Researchers at Linköping University, together with colleagues in China, have developed a tiny unit that is both an optical transmitter and a receiver. “This is highly significant for the miniaturisation of optoelectronic systems,” says LiU professor Feng Gao.
Chunxiong Bao, postdoc at Linköping University, types in a sentence on a computer screen, and the same sentence immediately appears on the neighbouring screen, optically transferred from one diode to another. The diode is made from perovskite, one of a large family of materials defined by their special crystal structure.
Perovskites consist of metal and halogen and have proved to be versatile semiconductors that are easy and cheap to manufacture. They also have the useful property of both detecting and emitting light. Researchers at Linköping University, together with colleagues in China, have now developed a diode that can be directed in two directions: it can receive optical signals and it can just as easily transmit them. This means that text and photographs can be wirelessly transmitted from one unit to the other and back again, using two identical units. And so rapidly that we experience it as happening in real time.
In the autumn of 2018, Chunxiong Bao discovered the correct perovskite to build a photodetector showing higher performance and longer lifetime, and described this in an article in Advanced Materials. The development of light-emitting diodes from perovskites has also made rapid progress. Weidong Xu, postdoc at Linköping University, developed a perovskite light-emitting diode with an efficiency of 21% last year, which is among the best in the world, and published the results in Nature Photonics. What the scientists have now achieved is to develop a perovskite that comprises a light-emitting diode and that at the same time is an excellent photodetector.
All optical communication requires rapid and reliable photodetectors—devices that capture light and convert it into an electrical signal. Current optical communication systems use photodetectors made from materials such as silicon and indium gallium arsenide. These are, however, expensive and they cannot be used in applications that require low weight, flexibility, or large surfaces.
“In order to demonstrate the potential of our diode with double function, we have built a monolithic sensor that detects heart beats in real time, and an optical, bidirectional communication system,” says Chunxiong Bao, researcher in the Division of Biomolecular and Organic Electronics.
This tiny unit that can both receive and transmit optical signals provides a unique opportunity to simplify and shrink the functionality of the current optical systems, in particular given that it can also be integrated with traditional electronic circuits.

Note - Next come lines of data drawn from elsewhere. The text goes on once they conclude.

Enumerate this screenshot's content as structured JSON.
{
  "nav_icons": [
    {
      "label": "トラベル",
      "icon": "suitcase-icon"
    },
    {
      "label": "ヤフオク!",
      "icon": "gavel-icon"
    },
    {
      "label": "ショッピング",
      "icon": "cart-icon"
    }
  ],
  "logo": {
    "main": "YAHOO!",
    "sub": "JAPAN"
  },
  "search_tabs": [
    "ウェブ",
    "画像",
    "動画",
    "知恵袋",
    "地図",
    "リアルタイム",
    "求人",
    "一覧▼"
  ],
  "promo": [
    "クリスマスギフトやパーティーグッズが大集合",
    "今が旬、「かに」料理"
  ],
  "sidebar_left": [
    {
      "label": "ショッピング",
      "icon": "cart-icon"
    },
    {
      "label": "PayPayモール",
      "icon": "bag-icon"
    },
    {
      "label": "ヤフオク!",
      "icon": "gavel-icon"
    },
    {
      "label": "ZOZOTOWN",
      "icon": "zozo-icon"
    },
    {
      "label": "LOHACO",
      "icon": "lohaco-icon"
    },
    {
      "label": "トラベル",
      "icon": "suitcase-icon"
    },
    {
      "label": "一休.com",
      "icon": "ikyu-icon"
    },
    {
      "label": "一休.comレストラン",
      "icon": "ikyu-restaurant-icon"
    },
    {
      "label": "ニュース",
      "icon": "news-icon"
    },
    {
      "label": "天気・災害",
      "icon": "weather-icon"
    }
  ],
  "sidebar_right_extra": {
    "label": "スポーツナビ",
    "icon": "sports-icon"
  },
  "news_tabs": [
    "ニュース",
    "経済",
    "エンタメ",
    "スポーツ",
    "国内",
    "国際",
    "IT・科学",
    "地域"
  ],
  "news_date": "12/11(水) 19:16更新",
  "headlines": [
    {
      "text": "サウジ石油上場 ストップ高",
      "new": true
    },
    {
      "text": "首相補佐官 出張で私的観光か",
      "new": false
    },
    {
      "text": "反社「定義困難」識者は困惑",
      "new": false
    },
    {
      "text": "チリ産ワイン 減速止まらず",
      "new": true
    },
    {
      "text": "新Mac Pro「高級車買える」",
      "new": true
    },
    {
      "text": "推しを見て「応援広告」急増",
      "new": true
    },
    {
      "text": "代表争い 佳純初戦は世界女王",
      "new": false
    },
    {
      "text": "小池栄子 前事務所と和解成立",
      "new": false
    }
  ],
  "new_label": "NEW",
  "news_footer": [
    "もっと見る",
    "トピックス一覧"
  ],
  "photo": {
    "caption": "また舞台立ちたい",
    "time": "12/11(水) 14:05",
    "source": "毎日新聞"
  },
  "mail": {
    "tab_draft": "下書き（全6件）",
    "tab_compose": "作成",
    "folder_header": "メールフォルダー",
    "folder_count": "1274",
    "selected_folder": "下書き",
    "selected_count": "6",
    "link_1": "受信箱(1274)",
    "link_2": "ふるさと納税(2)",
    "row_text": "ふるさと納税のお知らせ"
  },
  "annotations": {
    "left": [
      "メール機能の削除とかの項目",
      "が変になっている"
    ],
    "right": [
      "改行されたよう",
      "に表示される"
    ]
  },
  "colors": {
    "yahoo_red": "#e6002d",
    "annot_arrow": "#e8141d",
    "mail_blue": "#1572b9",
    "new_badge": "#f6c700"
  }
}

“We have managed to integrate optical signal transmission and reception into one circuit, something that makes it possible to transmit optical signals in both directions between two identical circuits. This is valuable in the field of miniaturised and integrated optoelectronics,” says Feng Gao, professor and head of research at the Division of Biomolecular and Organic Electronics.
The results have been published in Nature Electronics.